Five Star has experience with massive renovations, which the Village Theater will require, both on the exterior as well as the interior. Back in 1993, Alspaugh took over the lease for the Vista Theater in Los Feliz when it was in bad shape and turned it around successfully.
"We could have gotten rid of it by selling it quickly or we could renovate it. Unlike with the Village Theater, we did not have a city grant. I signed a loan to finance the project and as the money came in slowly, we caught a couple of lucky breaks and my team and I did it slowly over three years," Alspaugh said.
The city of Los Angles paid for the earthquake retrofit and Five Star decided to reduce the seating by half, from 800 to 400, making the theater more spacious, adding new acoustics, restoring the Egyptian motif on the walls, putting in new air conditioning, new carpeting and a new box office.
Following the renovation, Warner Bros. gave him a chance to play first-run movies. Based on Warner Bros.' knowledge of the work Five Star had undertaken with the Vista, the company tipped off Alspaugh about the Village Theater in Coronado closing down, asking him to give it a shot.
"We had several conversations with the Siegels, we tried to negotiate the terms over four or five years. We couldn't come to terms, so the deal died. But I kept checking with Bob Siegel every six weeks, to see if anything had changed," Alspaugh said.
His persistence paid off, because in 2004 the city of Coronado became involved, showing an interest in reopening the theater. There was even talk of a city grant.

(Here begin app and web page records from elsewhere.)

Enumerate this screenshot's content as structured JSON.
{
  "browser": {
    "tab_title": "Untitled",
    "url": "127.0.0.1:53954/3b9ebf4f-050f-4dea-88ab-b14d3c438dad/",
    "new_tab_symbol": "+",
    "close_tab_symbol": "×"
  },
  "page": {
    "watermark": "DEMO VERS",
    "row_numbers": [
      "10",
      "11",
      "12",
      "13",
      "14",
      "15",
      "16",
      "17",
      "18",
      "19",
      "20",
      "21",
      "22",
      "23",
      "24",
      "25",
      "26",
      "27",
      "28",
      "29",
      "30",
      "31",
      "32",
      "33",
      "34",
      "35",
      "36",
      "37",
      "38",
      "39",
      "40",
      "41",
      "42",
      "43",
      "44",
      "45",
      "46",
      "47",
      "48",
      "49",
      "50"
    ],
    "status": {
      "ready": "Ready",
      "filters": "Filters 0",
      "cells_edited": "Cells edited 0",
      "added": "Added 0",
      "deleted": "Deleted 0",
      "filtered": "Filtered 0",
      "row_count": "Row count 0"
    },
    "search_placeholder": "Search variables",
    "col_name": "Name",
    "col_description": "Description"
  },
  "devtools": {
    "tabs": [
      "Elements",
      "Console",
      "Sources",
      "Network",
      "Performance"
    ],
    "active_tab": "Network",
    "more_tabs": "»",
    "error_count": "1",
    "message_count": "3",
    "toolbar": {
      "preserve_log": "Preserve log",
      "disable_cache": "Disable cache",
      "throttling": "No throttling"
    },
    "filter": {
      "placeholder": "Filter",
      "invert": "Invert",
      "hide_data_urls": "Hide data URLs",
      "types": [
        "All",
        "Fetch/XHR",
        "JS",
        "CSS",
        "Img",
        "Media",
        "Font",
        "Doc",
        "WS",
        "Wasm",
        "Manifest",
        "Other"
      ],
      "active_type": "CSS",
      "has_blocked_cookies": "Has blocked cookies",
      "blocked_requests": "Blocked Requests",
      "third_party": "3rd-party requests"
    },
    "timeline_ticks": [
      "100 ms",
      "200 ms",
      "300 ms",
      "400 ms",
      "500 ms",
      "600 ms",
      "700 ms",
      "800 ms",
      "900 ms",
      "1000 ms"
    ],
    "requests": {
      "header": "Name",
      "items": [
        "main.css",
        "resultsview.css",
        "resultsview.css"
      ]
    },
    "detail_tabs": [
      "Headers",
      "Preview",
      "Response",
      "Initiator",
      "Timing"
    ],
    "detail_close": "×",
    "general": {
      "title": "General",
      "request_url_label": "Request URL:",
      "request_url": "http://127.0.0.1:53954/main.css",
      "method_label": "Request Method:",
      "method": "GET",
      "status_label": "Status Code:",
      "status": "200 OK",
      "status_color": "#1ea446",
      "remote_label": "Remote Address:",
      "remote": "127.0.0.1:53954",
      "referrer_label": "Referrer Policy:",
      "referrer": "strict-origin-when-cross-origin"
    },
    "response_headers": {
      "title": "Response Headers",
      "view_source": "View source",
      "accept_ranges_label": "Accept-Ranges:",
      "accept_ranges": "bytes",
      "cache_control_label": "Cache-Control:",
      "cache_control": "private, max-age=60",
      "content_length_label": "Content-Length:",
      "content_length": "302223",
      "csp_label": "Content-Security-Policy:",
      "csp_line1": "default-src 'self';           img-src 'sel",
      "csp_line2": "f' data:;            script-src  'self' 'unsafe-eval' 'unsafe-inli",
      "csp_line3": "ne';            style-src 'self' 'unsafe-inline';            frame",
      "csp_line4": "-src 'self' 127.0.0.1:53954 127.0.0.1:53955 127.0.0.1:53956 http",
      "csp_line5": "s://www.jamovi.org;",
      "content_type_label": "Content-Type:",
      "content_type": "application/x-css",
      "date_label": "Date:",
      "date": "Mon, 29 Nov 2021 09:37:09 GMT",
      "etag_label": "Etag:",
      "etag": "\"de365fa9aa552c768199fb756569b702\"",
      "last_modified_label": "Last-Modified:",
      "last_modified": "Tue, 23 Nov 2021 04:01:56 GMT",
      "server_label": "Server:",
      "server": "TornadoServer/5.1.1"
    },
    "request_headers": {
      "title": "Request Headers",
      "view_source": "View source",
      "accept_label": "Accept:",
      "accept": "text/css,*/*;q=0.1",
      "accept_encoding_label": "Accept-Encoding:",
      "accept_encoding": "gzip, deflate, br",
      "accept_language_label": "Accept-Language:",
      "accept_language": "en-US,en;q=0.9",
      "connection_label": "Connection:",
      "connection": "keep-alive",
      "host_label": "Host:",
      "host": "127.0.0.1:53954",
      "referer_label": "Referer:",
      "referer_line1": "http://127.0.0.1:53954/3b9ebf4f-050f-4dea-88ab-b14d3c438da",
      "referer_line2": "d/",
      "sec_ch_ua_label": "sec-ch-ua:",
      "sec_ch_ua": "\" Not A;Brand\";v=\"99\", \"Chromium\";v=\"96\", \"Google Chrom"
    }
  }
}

"The problem was funding -- the landlord is in his 80s and did not want to take on such a project, so he didn't want to finance it. And we were concerned about fully financing it ourselves, since the theater had been closed down completely and we didn't know how the audience would react," Alspaugh said. By contrast, the Vista theater, which he took the risk of financing, had been operational even though it was run down, so it had remained in the public's eye.
With the city grant, the major obstacle obstructing the deal was removed and Alspaugh was rewarded for his persistent commitment over the years with the lease agreement, set to expire in 2026.
According to Alspaugh, everything will have to be gutted and built up from the inside out.
"There's asbestos inside, the roof leaks, the seats are short, plumbing and electrical need to be replaced. The city requires that we restore the façade of the exterior as it used to be; it is the nicest part of the building. But the inside will be a blank canvas for a theater architect."
He expects to choose an architect over the next 30 days. But he has already chosen an experienced theater designer, Joseph Musil of Los Angeles, to provide the overall design direction. Musil is known in the theater business for the restoration of the El Capitan Theater for the Walt Disney Co. (NYSE: DIS), and he also operates a theater museum in Santa Ana.
"Musil will build a 3-D model, conceive the look and feel of the interior, and the architect will work in conjunction with him in making the vision a reality," Alspaugh said.
Since the theater was built in the '40s, Musil's focus will be to bring that era to life, sporting a combination of art deco and streamlined modern looks, according to Alspaugh.
He said the theater will house between one and three screens, which will depend on the cost. Plans call for one large auditorium with 225 seats and two VIP screening rooms with 50 seats each, in addition to state-of-the-art acoustics and ambience.
Alspaugh anticipates showing first-run movies, seven days a week, four shows a day. Initially, he intends to play a hands-on role, visiting Coronado often and then eventually relocating one of his key staff, an experienced house manager who will take charge of running the theater.
"A key goal of our downtown revitalization and redevelopment effort is to save and restore the Village Theater. Our citizens look forward to enjoying the neighborhood movie experience in Coronado once again," Coronado Mayor Tom Smisek said.
Nagappan is a San Diego-based freelance business writer.